Collected data –
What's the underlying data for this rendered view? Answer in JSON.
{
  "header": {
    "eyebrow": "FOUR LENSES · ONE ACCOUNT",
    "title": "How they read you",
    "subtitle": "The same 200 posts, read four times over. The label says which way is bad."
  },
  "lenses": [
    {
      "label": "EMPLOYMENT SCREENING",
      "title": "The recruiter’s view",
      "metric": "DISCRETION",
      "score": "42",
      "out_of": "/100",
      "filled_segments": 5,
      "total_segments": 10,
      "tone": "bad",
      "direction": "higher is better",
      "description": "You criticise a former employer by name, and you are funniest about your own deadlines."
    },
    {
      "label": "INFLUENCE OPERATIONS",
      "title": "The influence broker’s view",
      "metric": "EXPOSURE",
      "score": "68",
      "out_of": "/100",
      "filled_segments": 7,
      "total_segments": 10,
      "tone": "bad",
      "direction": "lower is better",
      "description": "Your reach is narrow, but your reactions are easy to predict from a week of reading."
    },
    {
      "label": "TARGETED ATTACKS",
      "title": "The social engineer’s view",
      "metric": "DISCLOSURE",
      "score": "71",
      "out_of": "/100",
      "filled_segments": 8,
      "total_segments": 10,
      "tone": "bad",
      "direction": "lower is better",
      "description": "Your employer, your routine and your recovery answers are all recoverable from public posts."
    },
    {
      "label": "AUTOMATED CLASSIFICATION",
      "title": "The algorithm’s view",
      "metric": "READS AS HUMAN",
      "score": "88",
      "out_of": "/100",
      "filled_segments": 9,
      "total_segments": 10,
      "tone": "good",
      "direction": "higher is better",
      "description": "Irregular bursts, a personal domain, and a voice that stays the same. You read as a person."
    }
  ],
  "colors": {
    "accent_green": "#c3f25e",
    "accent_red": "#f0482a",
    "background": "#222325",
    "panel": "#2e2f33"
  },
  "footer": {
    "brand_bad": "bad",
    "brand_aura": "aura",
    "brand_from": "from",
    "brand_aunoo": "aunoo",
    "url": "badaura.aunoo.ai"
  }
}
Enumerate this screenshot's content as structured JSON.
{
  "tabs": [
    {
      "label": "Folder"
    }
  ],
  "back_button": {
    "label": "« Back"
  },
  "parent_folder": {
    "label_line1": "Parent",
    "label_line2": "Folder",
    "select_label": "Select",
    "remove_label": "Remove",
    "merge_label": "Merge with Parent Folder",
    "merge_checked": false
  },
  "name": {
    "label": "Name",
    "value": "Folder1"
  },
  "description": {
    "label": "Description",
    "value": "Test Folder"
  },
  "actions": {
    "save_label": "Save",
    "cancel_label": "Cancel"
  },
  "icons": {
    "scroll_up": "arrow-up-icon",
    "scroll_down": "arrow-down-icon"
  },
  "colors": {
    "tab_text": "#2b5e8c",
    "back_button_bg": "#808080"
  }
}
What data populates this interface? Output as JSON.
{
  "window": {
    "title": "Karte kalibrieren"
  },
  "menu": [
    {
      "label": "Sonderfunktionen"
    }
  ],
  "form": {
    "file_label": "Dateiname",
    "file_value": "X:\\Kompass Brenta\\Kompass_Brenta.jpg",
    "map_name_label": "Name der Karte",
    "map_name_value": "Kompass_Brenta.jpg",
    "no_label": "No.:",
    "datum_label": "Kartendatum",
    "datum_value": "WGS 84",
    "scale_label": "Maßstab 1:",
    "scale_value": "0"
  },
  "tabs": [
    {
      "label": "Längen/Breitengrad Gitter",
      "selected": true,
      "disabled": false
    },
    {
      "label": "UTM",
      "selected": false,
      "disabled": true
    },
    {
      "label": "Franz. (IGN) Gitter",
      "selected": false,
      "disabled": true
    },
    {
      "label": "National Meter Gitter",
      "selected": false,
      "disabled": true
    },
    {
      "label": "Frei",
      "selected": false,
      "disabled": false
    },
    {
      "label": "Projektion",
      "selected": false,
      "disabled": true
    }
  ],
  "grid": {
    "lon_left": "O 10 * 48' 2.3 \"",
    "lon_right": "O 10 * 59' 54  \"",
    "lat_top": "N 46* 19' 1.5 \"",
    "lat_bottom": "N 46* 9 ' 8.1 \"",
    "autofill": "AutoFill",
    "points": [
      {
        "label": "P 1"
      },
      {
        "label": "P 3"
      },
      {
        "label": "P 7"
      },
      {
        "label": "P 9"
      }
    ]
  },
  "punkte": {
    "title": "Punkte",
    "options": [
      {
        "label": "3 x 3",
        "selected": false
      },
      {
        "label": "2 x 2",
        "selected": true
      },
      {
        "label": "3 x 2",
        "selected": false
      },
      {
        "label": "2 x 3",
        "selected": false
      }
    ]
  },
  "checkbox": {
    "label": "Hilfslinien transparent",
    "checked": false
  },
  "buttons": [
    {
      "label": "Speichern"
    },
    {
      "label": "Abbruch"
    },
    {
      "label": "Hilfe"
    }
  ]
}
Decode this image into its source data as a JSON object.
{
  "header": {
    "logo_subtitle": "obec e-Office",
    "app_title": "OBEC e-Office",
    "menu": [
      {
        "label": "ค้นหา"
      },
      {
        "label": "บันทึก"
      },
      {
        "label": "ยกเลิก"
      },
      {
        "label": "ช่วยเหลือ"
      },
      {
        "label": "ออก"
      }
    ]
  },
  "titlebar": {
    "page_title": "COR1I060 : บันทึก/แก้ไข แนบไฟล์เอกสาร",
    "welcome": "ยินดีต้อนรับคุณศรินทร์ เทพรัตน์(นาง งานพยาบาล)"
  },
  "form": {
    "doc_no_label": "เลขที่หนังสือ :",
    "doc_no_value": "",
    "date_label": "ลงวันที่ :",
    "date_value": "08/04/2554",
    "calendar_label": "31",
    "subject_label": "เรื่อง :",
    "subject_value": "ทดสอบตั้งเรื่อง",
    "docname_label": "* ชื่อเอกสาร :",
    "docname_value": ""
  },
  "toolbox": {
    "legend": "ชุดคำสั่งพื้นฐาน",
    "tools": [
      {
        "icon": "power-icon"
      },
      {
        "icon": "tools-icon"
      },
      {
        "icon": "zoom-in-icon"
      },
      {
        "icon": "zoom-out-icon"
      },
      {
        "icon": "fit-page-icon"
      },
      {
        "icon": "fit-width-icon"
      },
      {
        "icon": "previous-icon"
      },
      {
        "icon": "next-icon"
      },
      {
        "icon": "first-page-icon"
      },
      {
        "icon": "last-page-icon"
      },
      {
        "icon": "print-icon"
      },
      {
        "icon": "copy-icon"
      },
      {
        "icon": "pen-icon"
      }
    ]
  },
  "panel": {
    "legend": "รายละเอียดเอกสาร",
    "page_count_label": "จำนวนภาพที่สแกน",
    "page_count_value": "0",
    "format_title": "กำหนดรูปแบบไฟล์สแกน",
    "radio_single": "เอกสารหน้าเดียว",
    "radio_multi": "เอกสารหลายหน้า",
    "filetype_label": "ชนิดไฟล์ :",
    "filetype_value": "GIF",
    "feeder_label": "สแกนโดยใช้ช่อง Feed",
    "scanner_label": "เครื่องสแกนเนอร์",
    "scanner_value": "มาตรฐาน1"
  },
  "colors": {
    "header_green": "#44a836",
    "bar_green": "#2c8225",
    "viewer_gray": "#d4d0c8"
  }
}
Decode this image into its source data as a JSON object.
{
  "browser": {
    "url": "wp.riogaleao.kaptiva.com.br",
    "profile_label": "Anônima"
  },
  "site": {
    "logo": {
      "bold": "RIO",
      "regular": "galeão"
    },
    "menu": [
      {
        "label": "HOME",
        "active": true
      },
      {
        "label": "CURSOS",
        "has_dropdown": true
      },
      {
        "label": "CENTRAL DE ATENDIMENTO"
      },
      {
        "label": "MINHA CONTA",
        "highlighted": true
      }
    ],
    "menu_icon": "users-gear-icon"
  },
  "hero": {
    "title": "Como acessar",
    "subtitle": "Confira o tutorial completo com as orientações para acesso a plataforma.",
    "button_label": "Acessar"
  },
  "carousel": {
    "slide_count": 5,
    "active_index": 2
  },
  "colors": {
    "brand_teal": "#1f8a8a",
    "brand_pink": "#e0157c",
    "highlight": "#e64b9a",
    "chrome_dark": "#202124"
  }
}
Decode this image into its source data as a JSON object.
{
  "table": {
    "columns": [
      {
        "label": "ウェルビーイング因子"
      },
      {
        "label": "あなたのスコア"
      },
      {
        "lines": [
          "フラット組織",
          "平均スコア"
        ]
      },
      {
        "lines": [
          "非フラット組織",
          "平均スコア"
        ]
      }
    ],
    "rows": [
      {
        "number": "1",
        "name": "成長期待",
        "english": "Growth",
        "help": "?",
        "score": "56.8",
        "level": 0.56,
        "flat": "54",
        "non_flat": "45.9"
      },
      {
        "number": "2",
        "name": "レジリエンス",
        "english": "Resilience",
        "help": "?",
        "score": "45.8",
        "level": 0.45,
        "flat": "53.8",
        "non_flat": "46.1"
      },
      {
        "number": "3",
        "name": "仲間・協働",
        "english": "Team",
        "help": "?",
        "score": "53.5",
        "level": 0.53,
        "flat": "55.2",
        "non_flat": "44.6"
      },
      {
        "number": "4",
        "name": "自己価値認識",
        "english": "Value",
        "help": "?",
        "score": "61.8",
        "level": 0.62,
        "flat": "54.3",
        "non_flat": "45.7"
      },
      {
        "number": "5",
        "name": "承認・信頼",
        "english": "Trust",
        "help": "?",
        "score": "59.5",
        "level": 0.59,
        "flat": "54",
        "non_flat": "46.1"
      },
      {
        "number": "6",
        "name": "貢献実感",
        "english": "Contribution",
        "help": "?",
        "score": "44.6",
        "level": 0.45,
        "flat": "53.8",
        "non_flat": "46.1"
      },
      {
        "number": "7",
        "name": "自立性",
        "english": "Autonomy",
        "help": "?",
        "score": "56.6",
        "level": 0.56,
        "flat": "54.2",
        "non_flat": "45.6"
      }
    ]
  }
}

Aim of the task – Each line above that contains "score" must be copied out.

Solution to this task –
      "score": "42",
      "score": "68",
      "score": "71",
      "score": "88",
        "score": "56.8",
        "score": "45.8",
        "score": "53.5",
        "score": "61.8",
        "score": "59.5",
        "score": "44.6",
        "score": "56.6",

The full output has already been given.